If you try to watch the video, you may be asked for a Medscape login. Medscape is great, and I recommend joining. But if you'd rather not, Dr. Cheson included a transcript of his video, which I have copied below.
Hello again. This is Bruce Cheson from Georgetown University Hospital
and the Lombardi Comprehensive Cancer Center, speaking to you for
Medscape Hematology. Today we have no music, we have no jokes. It is a
Last week, I was in the splendid city of Rome
giving a couple of presentations at the Second Postgraduate Lymphoma
Conference. I was invited by my good friend Pier Luigi Zinzani, and was
asked to give two talks: (1) on Bruton tyrosine kinase (BTK) inhibitors
in follicular lymphoma, and (2) on how we're getting to a chemo-free
world in patients with follicular lymphoma. That's a particularly
favorite topic of mine, because I think that's really the goal of
Unfortunately, [because of breaking news] I had to make
some very last-minute adjustments to both of these presentations.
Regarding the chemo-free world, we've had an increasing number of very
exciting drugs over the past few years, and I was to talk about these
various drugs and how we put them together. Then we get this

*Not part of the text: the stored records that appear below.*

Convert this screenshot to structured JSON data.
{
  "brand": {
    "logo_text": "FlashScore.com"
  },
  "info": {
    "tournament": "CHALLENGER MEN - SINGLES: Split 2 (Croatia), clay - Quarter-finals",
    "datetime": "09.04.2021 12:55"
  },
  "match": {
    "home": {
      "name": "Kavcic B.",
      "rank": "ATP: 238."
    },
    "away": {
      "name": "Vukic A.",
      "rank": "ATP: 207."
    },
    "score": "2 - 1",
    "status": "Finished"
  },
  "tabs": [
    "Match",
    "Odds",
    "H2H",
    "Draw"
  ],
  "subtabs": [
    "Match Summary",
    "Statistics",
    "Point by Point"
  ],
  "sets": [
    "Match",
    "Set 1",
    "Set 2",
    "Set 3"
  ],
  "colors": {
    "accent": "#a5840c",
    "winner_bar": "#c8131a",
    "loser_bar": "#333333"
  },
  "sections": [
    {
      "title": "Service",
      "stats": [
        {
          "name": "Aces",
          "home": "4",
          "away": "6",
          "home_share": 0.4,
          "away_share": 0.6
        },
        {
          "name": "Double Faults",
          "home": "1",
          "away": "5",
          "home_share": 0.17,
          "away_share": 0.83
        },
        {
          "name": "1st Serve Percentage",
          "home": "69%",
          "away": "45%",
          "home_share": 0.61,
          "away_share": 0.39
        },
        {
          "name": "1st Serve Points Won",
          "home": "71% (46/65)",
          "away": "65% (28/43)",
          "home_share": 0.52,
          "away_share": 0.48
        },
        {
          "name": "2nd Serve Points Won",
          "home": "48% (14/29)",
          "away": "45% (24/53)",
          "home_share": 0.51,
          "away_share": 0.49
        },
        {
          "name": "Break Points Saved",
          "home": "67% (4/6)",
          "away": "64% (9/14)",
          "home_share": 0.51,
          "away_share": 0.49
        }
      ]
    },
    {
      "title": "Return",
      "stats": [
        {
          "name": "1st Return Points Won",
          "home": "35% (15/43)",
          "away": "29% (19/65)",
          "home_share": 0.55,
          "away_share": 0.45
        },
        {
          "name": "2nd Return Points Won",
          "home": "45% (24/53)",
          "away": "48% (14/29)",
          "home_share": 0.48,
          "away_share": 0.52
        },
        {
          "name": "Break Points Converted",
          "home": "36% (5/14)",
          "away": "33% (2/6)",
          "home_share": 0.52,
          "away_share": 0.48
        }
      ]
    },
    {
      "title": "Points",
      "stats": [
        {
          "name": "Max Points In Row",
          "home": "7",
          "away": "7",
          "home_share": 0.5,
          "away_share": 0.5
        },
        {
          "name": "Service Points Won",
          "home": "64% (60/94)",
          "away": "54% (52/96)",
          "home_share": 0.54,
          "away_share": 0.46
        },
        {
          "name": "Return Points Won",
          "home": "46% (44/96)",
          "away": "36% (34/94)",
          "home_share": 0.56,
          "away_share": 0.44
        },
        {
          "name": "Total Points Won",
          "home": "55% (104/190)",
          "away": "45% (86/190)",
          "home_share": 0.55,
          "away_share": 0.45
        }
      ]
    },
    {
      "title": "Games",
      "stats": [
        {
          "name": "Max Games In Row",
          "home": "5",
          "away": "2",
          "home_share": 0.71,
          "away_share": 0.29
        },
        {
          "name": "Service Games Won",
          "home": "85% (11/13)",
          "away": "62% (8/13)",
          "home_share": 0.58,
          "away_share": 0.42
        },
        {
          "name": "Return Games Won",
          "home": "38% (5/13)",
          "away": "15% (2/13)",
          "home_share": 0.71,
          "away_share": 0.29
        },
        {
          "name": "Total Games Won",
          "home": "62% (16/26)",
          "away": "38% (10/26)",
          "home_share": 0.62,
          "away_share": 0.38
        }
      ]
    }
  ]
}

announcement from Gilead Pharmaceuticals about their PI3 kinase inhibitor idelalisib, a very active drug for chronic lymphocytic leukemia (CLL) and indolent lymphomas.
are a number of new safety signals with that drug that have halted a
number of their clinical trials, particularly those in combination with
other agents. There have been cases of serious toxicities and
fatalities, particularly pneumocystis and cytomegalovirus (CMV)
These events tend to be more common and more severe when you combine
the drug with other agents within the first 6 or so months of treatment,
and in patients who are less heavily pretreated. The trials,
particularly those looking at upfront therapy, are gone.
[safety signal] is consistent with some other observations with this
drug that the hepatotoxicity and the diarrhea also are more common in
the upfront setting. The drug also seems to induce a neutropenia.
yes, it's a pill, and yes, it's targeted therapy. But yes, there are
adverse effects that now require close monitoring, and the company is
recommending prophylaxis for pneumocystis and frequent monitoring for
CMV—and if either of these events occurs, that's it for the drug for that patient.
second event related to my talk on BTK inhibitors. There's a great new
drug out there, acalabrutinib (ACP-196). Unfortunately, whereas it seems
to be fabulous in CLL,
[in] the trials from Acerta Pharma, [efforts to pursue indications for
acalabrutinib in combination with other drugs] in follicular lymphoma
and other indolent lymphomas, such as Waldenström macroglobulinemia, are
now terminated, [but Acerta is still conducting single-agent studies in
those disease entities because acalabrutinib is showing promising
activity with minimal toxicity]. And the company states they want to
focus on getting the drug approved in CLL [in personal communications to
Dr Bruce Cheson, as reported March 31, 2016]. That's their main
objective, and it's a laudable one, but it also suggests that perhaps
the drug is not as active as we would like to have it be in follicular
lymphoma and the other indolent histologies. Too bad.
the audience asked me, is that the end for the chemo-free world? I said
absolutely not. We have lots of new drugs coming along, venetoclax
and others, which still offer this possibility for our patients. It's
just a question of being careful, of developing newer and less toxic
second- and third-generation drugs, and putting them together in an
intelligent and safe fashion. Even though we have a couple of these
drugs on the market, they should only be put together in the context of a
carefully monitored clinical trial.
Bruce Cheson, signing off for Medscape Hematology, and I look forward to speaking to you again in the near future. Thank you.